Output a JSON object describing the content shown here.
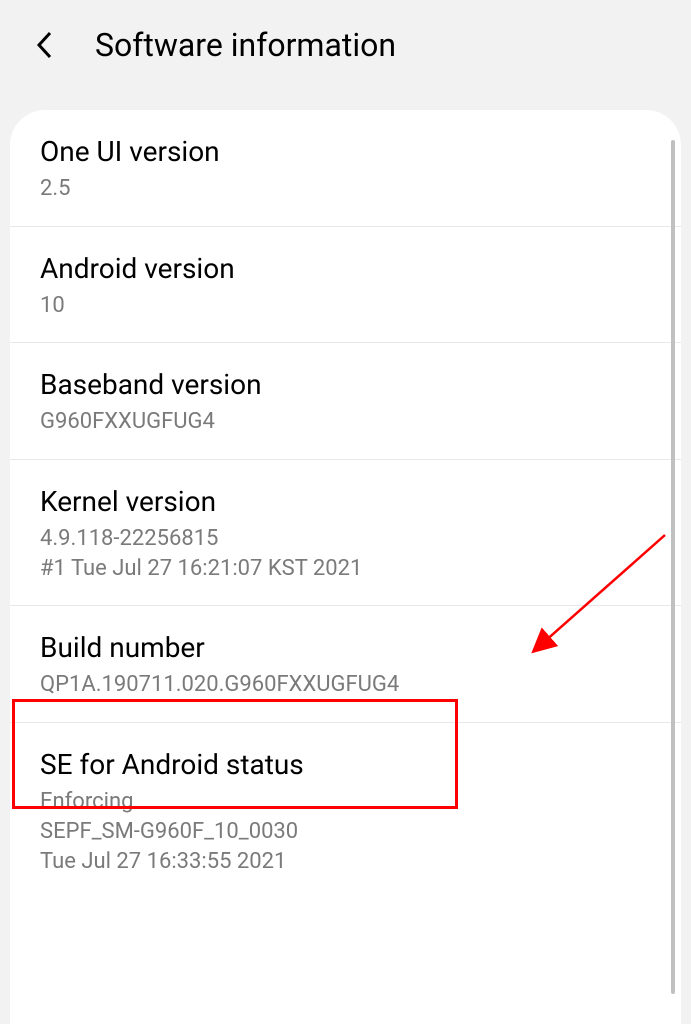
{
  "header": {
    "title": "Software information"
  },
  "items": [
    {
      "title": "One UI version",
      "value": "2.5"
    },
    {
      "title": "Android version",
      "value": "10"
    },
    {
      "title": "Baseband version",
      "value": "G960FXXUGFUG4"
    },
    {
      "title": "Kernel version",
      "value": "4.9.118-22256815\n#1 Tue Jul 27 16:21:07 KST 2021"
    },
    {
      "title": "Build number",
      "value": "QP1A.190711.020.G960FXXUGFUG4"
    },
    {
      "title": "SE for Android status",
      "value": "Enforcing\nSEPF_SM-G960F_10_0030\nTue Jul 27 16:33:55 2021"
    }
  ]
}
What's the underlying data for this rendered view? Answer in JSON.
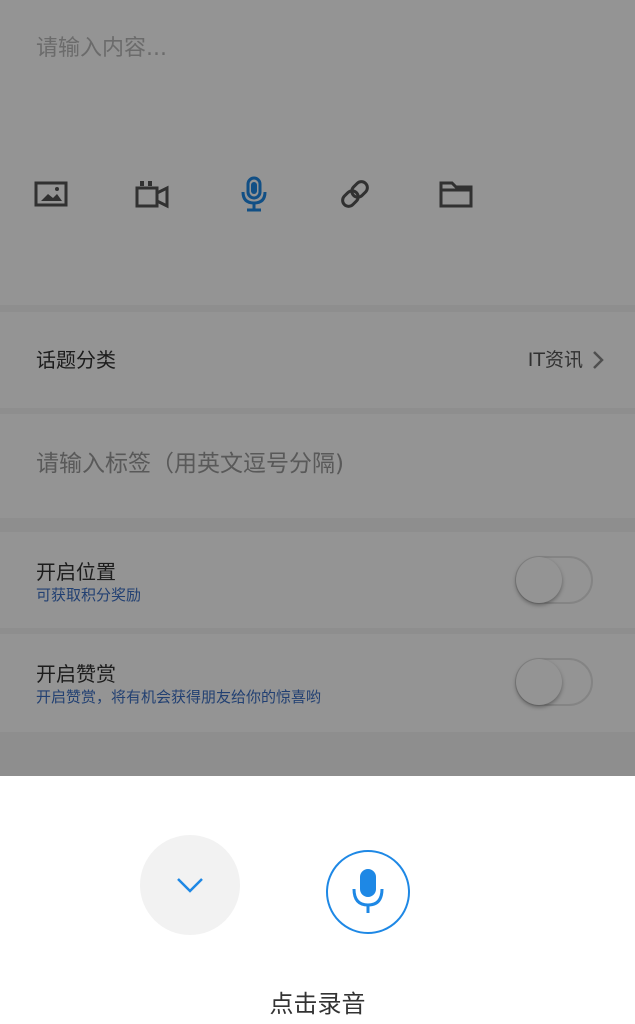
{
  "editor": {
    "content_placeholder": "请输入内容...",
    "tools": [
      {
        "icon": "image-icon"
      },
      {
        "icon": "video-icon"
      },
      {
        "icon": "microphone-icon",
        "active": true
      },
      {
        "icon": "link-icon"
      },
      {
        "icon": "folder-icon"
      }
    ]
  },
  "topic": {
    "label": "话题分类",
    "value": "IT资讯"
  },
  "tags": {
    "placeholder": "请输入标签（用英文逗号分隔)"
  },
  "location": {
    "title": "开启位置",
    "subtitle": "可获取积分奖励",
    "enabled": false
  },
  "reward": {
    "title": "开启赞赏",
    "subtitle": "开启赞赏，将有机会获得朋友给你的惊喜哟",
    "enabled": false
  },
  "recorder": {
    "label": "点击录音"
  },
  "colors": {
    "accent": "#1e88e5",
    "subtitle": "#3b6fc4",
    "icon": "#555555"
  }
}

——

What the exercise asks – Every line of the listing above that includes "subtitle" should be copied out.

Task answer –
    "subtitle": "可获取积分奖励",
    "subtitle": "开启赞赏，将有机会获得朋友给你的惊喜哟",
    "subtitle": "#3b6fc4",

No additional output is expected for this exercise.